PROBLEM DETAILS:
The lines to copy from the data below are those that hold the string "Payments".

DATA UNDER STUDY:
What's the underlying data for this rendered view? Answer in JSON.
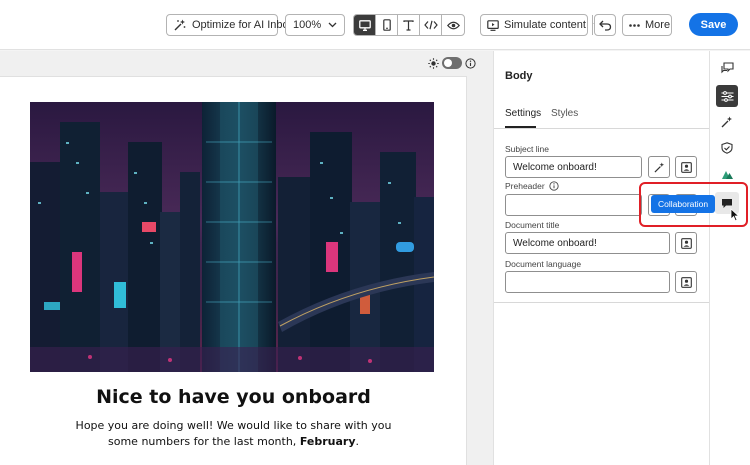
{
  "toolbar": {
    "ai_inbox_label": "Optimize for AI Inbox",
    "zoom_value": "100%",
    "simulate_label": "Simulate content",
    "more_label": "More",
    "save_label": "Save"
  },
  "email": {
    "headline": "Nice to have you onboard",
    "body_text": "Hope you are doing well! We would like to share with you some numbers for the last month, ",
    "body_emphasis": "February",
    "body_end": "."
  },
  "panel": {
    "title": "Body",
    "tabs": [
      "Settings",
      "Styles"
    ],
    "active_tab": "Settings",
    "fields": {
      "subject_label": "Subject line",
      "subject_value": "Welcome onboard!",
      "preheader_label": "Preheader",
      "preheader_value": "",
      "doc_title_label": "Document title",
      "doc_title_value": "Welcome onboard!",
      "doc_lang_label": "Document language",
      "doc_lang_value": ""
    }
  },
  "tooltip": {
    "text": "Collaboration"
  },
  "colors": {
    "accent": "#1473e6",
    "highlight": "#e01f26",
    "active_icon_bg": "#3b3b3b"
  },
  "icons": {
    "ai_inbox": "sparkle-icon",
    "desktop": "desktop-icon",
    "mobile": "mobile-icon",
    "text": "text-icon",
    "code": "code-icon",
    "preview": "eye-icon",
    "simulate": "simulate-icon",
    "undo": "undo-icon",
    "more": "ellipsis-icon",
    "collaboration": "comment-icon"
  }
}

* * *

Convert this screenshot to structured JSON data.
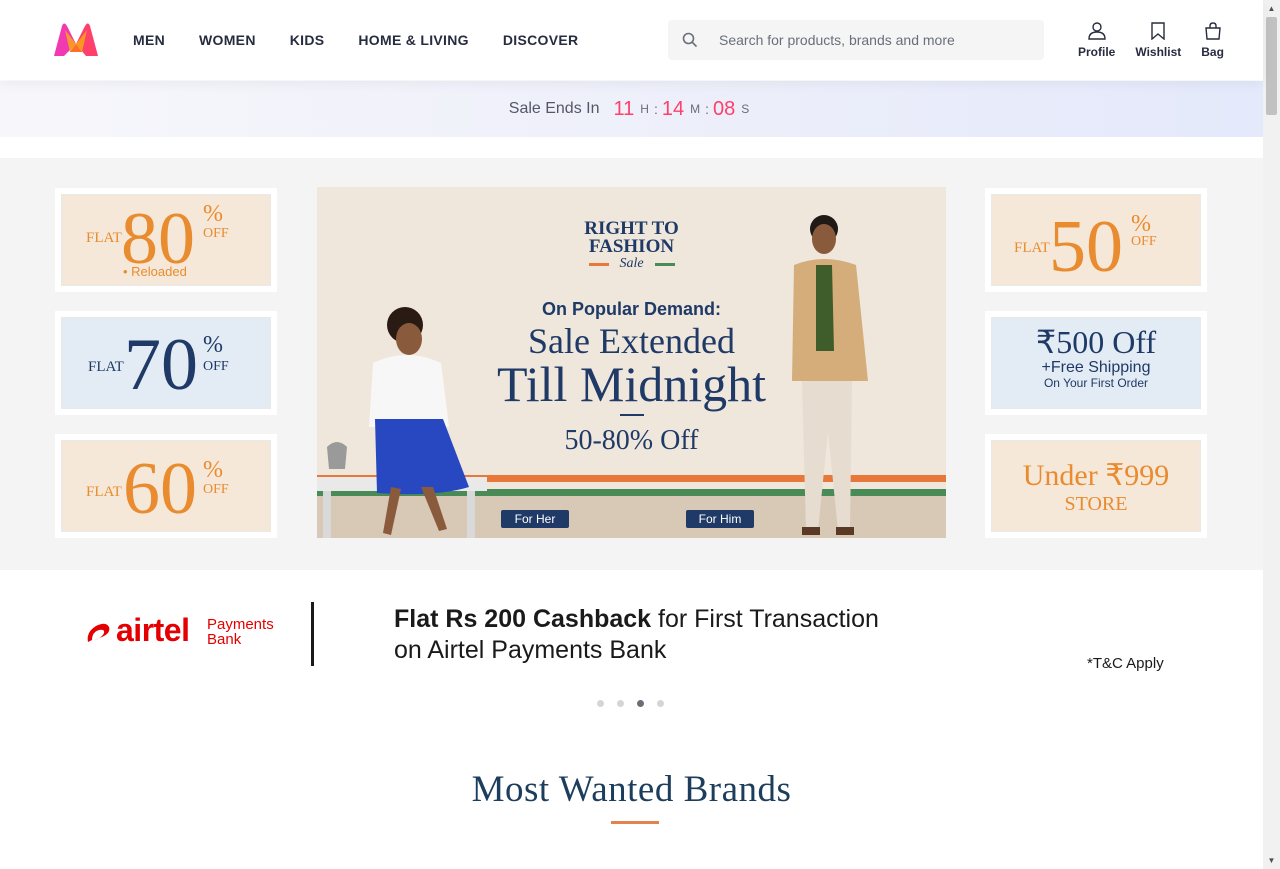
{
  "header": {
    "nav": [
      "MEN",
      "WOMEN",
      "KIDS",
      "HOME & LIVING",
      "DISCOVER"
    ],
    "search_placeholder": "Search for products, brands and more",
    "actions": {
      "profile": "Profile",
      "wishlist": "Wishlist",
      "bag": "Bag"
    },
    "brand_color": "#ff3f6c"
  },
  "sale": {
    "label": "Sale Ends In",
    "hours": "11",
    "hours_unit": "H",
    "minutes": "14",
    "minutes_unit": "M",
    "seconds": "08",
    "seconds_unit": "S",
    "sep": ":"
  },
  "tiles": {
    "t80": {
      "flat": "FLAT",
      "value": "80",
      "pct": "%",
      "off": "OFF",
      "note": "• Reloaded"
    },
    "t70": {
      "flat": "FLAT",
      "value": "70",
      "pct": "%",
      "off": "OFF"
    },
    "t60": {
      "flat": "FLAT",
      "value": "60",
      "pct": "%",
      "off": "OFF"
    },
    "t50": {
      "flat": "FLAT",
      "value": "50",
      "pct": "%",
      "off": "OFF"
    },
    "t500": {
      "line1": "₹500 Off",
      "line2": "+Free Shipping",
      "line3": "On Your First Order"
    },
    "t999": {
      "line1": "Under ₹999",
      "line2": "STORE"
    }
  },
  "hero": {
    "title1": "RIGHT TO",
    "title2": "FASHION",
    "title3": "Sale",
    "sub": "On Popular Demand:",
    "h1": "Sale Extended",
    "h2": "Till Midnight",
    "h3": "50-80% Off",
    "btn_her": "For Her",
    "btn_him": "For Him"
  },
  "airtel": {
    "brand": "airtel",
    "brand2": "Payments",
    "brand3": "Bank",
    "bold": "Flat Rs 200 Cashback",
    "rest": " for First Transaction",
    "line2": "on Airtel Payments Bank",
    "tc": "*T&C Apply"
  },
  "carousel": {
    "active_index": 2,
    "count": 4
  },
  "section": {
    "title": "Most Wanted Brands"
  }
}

TASK ANSWER:
    "brand2": "Payments",
    "line2": "on Airtel Payments Bank",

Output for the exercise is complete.